(Dataset entries)
= = = = = = =

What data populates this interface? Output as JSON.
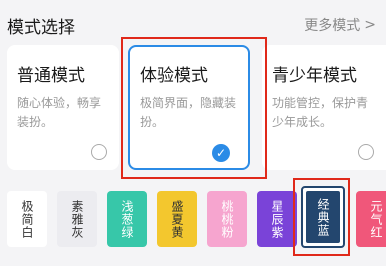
{
  "header": {
    "title": "模式选择",
    "more_label": "更多模式",
    "more_icon": "chevron-right-icon"
  },
  "modes": [
    {
      "title": "普通模式",
      "desc": "随心体验，畅享装扮。",
      "selected": false
    },
    {
      "title": "体验模式",
      "desc": "极简界面，隐藏装扮。",
      "selected": true
    },
    {
      "title": "青少年模式",
      "desc": "功能管控，保护青少年成长。",
      "selected": false
    }
  ],
  "themes": [
    {
      "label": "极简白",
      "bg": "#ffffff",
      "fg": "#333333",
      "selected": false
    },
    {
      "label": "素雅灰",
      "bg": "#ececf0",
      "fg": "#333333",
      "selected": false
    },
    {
      "label": "浅葱绿",
      "bg": "#37c7a9",
      "fg": "#ffffff",
      "selected": false
    },
    {
      "label": "盛夏黄",
      "bg": "#f3c72e",
      "fg": "#333333",
      "selected": false
    },
    {
      "label": "桃桃粉",
      "bg": "#f6a5cf",
      "fg": "#ffffff",
      "selected": false
    },
    {
      "label": "星辰紫",
      "bg": "#7a43d8",
      "fg": "#ffffff",
      "selected": false
    },
    {
      "label": "经典蓝",
      "bg": "#23466e",
      "fg": "#ffffff",
      "selected": true
    },
    {
      "label": "元气红",
      "bg": "#f0577a",
      "fg": "#ffffff",
      "selected": false
    }
  ],
  "colors": {
    "accent": "#2b8be6",
    "highlight_box": "#e0291a"
  }
}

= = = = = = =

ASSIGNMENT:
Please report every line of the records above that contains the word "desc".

WRITTEN RESPONSE:
      "desc": "随心体验，畅享装扮。",
      "desc": "极简界面，隐藏装扮。",
      "desc": "功能管控，保护青少年成长。",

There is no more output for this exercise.